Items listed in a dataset
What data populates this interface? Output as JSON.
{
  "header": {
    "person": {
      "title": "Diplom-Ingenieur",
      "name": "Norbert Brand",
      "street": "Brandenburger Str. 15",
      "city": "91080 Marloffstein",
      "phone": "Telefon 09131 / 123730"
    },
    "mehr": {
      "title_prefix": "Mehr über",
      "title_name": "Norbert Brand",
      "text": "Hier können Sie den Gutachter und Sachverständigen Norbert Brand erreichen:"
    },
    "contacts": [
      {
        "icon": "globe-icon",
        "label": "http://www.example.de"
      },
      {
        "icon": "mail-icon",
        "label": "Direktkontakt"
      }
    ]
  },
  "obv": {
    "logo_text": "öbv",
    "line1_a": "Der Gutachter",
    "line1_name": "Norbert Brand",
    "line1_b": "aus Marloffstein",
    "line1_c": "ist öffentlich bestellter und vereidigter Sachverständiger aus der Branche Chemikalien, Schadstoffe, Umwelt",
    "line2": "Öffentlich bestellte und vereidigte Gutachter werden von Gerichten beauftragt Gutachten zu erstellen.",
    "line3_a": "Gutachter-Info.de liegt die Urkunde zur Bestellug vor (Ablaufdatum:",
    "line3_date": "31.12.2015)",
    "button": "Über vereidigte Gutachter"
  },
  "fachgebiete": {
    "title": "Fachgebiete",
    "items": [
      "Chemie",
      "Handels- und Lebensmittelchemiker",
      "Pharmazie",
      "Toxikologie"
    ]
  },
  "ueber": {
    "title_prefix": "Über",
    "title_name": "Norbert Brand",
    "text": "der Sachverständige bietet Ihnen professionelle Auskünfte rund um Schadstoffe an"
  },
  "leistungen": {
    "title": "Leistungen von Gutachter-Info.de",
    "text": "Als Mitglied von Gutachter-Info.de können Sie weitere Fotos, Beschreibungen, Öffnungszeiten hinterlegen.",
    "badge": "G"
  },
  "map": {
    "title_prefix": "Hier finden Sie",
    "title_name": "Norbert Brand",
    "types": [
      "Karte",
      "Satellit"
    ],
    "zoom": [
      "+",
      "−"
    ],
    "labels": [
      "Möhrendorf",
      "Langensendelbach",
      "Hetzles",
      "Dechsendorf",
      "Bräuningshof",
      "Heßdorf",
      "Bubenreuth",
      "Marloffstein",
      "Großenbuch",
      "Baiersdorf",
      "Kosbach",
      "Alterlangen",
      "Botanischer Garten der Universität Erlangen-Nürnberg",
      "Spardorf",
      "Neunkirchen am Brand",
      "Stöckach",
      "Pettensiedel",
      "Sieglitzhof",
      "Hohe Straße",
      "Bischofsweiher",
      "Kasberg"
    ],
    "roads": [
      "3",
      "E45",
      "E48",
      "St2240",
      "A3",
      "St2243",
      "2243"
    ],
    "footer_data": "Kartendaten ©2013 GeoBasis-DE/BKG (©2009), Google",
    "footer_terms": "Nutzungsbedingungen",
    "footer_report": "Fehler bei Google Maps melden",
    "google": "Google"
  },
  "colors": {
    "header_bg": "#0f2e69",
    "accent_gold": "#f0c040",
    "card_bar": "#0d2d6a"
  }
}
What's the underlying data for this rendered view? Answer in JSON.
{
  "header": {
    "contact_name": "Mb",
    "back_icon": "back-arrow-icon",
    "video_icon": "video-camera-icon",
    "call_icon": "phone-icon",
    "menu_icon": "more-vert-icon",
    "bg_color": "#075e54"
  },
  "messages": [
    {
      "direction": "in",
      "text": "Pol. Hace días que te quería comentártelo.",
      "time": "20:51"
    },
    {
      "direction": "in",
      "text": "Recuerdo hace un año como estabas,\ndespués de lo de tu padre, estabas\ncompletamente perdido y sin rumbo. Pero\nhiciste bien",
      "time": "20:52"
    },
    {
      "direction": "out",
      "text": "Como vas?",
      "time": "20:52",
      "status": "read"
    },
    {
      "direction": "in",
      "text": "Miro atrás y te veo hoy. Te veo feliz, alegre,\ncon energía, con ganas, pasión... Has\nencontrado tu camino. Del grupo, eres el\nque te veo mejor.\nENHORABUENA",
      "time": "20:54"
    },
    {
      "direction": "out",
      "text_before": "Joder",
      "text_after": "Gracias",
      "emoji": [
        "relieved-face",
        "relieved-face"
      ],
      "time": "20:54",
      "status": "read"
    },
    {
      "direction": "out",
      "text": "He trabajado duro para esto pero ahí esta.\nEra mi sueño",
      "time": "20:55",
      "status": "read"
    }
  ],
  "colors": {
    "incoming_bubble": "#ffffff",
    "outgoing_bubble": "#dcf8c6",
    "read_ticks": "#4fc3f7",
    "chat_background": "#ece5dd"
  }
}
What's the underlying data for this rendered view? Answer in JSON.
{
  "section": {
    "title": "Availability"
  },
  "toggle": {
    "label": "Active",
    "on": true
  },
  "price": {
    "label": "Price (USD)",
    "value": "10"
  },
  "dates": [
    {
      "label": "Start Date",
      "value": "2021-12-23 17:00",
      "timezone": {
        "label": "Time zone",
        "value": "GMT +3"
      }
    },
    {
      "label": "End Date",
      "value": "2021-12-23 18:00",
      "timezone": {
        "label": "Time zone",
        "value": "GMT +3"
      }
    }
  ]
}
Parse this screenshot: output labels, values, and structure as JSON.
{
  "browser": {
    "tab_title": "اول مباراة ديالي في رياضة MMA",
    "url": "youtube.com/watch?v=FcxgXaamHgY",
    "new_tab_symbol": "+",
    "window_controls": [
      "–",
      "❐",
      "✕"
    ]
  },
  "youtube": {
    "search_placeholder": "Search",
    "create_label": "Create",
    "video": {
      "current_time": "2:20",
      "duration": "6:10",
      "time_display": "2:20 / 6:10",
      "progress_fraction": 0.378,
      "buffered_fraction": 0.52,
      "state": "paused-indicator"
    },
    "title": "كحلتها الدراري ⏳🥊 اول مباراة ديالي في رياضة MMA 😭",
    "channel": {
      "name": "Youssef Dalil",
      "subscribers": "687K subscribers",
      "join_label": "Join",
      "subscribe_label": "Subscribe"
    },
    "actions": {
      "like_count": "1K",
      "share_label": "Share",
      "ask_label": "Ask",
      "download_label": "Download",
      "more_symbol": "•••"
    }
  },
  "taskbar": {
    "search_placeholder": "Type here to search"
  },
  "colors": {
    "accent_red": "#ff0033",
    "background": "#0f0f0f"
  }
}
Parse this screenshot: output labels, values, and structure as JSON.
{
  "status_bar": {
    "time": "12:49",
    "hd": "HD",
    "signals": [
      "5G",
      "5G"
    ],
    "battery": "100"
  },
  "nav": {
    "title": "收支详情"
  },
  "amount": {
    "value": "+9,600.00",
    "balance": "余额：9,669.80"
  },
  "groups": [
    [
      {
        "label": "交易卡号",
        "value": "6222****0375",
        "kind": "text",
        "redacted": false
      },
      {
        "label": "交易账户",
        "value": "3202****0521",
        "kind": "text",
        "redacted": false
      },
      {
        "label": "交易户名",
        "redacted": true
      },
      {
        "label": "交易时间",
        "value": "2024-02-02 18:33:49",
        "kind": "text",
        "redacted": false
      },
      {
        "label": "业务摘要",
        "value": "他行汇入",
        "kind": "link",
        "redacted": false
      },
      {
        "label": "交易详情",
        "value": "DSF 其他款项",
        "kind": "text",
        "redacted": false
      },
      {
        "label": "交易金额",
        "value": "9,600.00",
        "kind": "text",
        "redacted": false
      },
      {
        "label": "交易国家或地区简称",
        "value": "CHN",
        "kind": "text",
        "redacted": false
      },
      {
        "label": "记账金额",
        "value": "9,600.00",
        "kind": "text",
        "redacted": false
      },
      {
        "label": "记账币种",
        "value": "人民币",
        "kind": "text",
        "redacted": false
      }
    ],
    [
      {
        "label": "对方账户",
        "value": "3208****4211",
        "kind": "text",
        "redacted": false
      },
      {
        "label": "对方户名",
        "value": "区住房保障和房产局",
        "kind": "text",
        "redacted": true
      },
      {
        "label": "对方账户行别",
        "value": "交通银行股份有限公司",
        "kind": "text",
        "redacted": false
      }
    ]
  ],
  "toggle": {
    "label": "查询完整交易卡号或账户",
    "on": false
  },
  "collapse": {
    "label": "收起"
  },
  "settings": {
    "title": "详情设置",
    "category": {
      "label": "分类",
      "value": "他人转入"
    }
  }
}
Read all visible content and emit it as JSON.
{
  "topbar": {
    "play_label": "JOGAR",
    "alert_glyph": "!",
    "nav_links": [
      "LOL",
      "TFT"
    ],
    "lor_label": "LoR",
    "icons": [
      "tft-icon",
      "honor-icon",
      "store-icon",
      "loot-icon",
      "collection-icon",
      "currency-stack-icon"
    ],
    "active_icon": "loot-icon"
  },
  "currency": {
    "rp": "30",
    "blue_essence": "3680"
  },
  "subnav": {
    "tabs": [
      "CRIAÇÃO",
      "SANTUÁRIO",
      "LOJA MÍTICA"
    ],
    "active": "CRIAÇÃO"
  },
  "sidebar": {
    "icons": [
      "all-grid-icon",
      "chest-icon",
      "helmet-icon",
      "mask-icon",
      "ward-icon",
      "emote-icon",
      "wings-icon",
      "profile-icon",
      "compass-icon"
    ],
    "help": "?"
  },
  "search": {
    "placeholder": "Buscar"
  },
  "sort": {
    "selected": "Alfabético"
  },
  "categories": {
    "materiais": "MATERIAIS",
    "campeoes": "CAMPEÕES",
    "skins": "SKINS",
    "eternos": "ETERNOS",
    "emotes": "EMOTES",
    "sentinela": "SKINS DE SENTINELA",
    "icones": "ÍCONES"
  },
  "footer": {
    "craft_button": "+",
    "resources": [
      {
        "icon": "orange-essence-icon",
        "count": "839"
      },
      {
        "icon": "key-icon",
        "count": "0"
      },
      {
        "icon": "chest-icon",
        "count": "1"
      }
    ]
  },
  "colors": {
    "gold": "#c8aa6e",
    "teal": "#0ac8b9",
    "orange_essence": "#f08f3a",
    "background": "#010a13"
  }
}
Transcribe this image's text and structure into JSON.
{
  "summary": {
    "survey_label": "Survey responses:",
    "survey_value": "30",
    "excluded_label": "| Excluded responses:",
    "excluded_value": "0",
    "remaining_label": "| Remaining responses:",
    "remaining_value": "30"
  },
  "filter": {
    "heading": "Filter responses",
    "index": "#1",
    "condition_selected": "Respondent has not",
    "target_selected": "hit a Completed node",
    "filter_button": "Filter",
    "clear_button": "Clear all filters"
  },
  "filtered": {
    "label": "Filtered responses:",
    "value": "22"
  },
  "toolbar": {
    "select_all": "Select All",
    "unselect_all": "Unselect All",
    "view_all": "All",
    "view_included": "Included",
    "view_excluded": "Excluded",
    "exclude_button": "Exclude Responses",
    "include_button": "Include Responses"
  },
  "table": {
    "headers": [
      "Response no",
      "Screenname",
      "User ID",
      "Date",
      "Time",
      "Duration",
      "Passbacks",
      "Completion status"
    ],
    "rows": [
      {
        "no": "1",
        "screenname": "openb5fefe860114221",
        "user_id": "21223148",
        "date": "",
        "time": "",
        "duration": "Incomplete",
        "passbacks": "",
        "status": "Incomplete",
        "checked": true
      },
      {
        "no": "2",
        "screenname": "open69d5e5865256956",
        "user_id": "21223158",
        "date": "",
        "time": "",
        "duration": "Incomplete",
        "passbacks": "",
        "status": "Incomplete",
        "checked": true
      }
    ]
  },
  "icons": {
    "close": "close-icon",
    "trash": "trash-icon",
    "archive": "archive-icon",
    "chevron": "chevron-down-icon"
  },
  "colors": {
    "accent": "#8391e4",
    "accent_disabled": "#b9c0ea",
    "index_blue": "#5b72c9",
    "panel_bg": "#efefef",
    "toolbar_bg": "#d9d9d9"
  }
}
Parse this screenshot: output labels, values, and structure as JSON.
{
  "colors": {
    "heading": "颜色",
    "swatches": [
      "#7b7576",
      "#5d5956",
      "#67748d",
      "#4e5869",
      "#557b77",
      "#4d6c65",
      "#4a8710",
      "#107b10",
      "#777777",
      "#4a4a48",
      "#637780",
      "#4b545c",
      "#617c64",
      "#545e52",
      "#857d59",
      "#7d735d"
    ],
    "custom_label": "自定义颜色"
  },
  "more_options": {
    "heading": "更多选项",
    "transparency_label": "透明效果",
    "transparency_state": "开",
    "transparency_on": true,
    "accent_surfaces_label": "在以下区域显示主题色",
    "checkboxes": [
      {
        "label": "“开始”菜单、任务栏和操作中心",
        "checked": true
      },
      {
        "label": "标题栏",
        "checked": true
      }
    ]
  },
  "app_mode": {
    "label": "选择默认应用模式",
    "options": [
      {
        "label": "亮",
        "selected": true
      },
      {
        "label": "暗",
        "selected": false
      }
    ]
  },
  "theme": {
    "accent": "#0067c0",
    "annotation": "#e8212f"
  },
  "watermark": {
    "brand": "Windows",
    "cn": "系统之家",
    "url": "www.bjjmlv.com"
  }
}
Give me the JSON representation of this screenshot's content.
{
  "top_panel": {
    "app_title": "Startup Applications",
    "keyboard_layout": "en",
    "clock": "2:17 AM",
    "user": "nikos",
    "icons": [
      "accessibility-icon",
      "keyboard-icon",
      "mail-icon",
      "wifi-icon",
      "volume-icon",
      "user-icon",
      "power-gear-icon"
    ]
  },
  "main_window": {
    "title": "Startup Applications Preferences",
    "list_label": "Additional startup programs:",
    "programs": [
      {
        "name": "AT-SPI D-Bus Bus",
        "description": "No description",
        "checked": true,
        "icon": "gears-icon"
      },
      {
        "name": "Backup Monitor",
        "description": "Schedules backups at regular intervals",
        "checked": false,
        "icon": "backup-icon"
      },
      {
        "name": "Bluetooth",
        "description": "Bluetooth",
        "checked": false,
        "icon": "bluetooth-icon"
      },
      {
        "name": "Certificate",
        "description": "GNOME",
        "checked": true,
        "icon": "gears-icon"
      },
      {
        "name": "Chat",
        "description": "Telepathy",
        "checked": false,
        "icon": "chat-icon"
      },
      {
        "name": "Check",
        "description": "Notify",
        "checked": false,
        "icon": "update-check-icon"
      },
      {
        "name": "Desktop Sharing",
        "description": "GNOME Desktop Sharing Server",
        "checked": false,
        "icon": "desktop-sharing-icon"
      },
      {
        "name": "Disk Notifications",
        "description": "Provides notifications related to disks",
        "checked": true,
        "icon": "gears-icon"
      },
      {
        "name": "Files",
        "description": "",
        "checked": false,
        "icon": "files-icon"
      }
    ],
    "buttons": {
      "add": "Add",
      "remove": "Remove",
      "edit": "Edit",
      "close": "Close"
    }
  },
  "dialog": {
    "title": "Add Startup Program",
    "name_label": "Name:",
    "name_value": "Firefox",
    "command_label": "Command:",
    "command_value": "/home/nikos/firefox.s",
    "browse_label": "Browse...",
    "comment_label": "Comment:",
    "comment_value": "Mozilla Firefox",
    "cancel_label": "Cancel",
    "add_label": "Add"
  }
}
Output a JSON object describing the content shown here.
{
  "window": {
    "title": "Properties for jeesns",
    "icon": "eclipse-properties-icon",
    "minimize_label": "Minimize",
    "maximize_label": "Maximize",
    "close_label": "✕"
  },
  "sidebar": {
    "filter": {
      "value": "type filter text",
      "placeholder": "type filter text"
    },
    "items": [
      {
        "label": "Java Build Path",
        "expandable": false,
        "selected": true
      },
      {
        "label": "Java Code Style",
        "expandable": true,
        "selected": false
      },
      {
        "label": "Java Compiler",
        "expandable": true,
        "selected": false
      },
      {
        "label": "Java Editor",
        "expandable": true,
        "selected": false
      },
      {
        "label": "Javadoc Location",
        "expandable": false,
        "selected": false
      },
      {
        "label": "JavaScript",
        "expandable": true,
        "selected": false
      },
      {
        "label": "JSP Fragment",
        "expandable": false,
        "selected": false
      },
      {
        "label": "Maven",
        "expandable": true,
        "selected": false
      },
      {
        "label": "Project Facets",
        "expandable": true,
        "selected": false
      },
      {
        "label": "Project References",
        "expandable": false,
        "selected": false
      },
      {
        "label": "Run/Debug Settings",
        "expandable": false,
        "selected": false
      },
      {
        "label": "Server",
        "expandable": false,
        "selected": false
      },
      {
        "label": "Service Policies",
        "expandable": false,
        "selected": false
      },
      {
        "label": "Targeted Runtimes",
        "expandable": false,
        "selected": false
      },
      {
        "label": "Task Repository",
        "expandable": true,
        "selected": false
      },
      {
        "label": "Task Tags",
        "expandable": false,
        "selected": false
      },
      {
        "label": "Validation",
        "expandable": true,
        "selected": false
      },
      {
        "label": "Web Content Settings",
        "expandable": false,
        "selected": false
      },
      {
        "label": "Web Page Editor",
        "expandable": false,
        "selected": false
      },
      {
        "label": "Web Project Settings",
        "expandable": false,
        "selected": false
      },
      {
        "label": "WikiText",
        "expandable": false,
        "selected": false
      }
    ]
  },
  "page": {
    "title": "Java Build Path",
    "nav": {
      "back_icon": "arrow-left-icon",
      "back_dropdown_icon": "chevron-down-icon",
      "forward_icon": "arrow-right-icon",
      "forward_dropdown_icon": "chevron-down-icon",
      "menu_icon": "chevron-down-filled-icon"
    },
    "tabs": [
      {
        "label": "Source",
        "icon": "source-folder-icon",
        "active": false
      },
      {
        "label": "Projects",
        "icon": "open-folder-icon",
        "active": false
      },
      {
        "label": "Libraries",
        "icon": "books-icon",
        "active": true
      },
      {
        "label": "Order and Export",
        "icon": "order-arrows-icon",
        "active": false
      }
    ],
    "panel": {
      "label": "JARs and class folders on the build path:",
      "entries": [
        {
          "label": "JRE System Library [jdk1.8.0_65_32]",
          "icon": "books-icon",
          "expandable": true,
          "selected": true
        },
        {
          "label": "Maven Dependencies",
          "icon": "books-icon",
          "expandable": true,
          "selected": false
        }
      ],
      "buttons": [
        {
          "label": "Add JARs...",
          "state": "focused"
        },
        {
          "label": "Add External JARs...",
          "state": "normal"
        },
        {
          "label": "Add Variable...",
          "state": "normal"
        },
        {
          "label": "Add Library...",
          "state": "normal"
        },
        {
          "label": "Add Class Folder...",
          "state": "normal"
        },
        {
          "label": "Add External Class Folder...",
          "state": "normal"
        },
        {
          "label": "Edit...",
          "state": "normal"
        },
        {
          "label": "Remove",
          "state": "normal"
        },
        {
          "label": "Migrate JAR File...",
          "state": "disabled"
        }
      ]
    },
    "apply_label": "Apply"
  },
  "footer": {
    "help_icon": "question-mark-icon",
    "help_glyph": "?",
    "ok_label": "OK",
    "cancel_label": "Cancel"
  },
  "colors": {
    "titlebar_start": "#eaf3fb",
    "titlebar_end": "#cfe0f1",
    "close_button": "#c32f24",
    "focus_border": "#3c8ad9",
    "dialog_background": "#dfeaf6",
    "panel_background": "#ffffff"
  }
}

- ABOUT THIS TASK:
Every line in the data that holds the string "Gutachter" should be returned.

- TASK RESPONSE:
      "text": "Hier können Sie den Gutachter und Sachverständigen Norbert Brand erreichen:"
    "line1_a": "Der Gutachter",
    "line2": "Öffentlich bestellte und vereidigte Gutachter werden von Gerichten beauftragt Gutachten zu erstellen.",
    "line3_a": "Gutachter-Info.de liegt die Urkunde zur Bestellug vor (Ablaufdatum:",
    "button": "Über vereidigte Gutachter"
    "title": "Leistungen von Gutachter-Info.de",
    "text": "Als Mitglied von Gutachter-Info.de können Sie weitere Fotos, Beschreibungen, Öffnungszeiten hinterlegen.",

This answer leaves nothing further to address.